A virtual colonoscopy, also known as CT colonoscopy is used to identify abnormalities in your colon. Images of the inside of your colon are taken from outside your body using CT scan. After the scan, a computer then combines the images of your colon to produce 2-D and 3-D interior views.
The test does not require sedation; hence it can be painful. The colon will first be inflated with gas to expand it and provide a better view. Preparations for a CT colonoscopy are similar to the regular colonoscopy. If polyps or other abnormalities are found, you will need to undergo a regular colonoscopy so that the polyps or abnormalities can be removed.
Foods that cause polyps in the colon include fatty foods, such as fried foods, red meat, and processed meat, such as bacon, sausage, and hot dogs.
Colonoscopy is generally recommended for people that are 45 and above. If you don’t want to undergo colonoscopy, you can opt for alternatives such as fecal immunochemical test, stool DNA test, sigmoidoscopy, or CT colonoscopy.
Stool DNA stool test is less sensitive and less accurate than colonoscopy at detecting precancerous polyps. In most cases, your doctor may ask you to undergo a colonoscopy even after a Stool DNA test for better accuracy of results. A stool DNA test can show a false-positive or false-negative result.
The accuracy of a stool test is between 75% and 79%. Colonoscopy is the most accurate test to check for precancerous polyps or any other abnormalities in the colon. The accuracy of a colonoscopy test is between 95% to 100%.
During a colonoscopy, your doctor will sedate you through an IV line to make you feel comfortable throughout the procedure. You will most likely be awake throughout the procedure.
After a colonoscopy, you will need to eat soft foods in the first few days. Some examples of foods that you can eat include Jell-O, popsicles, pudding, mashed or baked potato, white bread or toast, smooth nut butter, soft white fish, and apple butter.
Colonoscopy screening is a highly effective screening to check for polyps and other abnormalities. Early detection of precancerous polyps can help prevent colon cancer and rectal cancer. Colonoscopy is very safe, but with some associated risks. Colonoscopy is completely worth the risk because it helps to prevent more serious life-threatening conditions.
The risks of colonoscopy include:
You shouldn’t get a colonoscopy if you are 85 years old or older.
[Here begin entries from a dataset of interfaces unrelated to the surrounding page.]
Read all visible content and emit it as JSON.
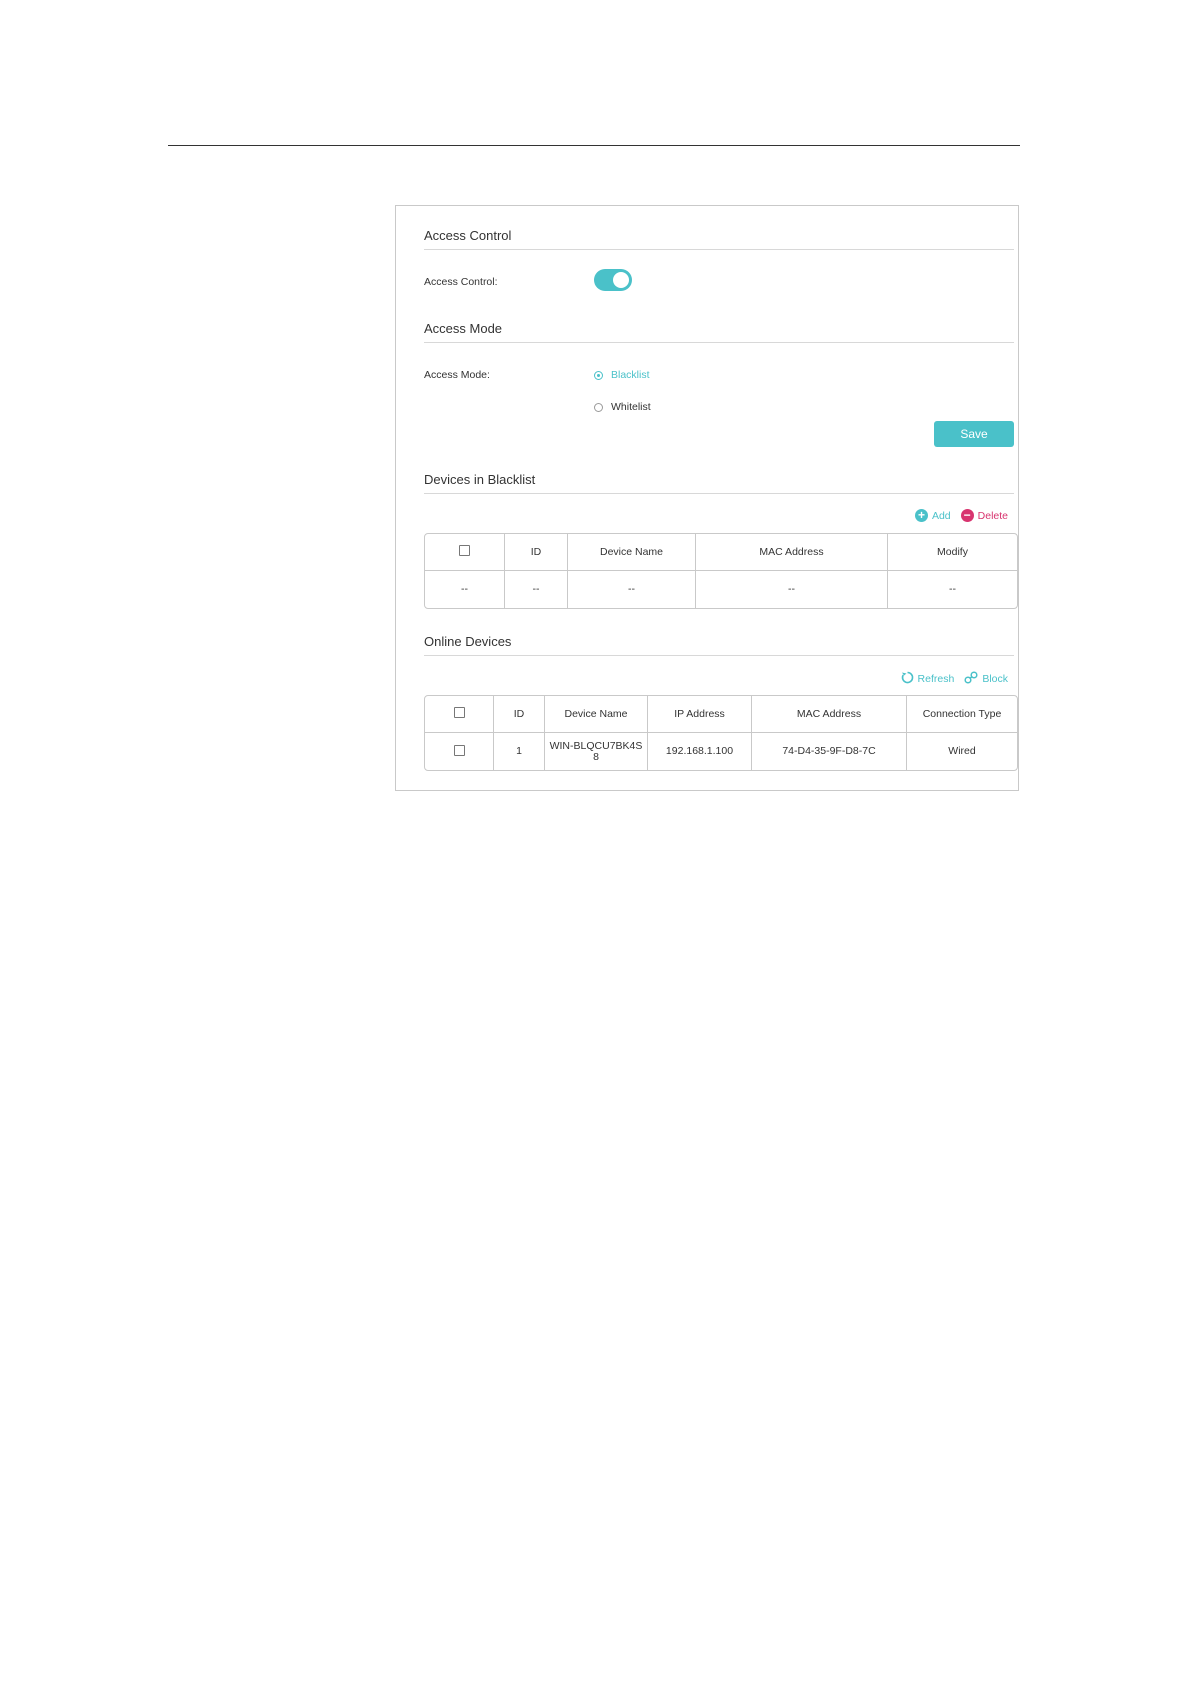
{
  "access_control": {
    "title": "Access Control",
    "label": "Access Control:",
    "enabled": true
  },
  "access_mode": {
    "title": "Access Mode",
    "label": "Access Mode:",
    "options": [
      "Blacklist",
      "Whitelist"
    ],
    "selected": "Blacklist",
    "save_label": "Save"
  },
  "blacklist": {
    "title": "Devices in Blacklist",
    "add_label": "Add",
    "delete_label": "Delete",
    "columns": [
      "",
      "ID",
      "Device Name",
      "MAC Address",
      "Modify"
    ],
    "rows": [
      [
        "--",
        "--",
        "--",
        "--",
        "--"
      ]
    ]
  },
  "online": {
    "title": "Online Devices",
    "refresh_label": "Refresh",
    "block_label": "Block",
    "columns": [
      "",
      "ID",
      "Device Name",
      "IP Address",
      "MAC Address",
      "Connection Type"
    ],
    "rows": [
      {
        "id": "1",
        "device_name": "WIN-BLQCU7BK4S8",
        "ip": "192.168.1.100",
        "mac": "74-D4-35-9F-D8-7C",
        "connection": "Wired"
      }
    ]
  },
  "colors": {
    "accent": "#4ac1c9",
    "delete": "#d8346f"
  }
}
If you are between the ages of 75-85, you may only be allowed to get a colonoscopy if your doctor orders it.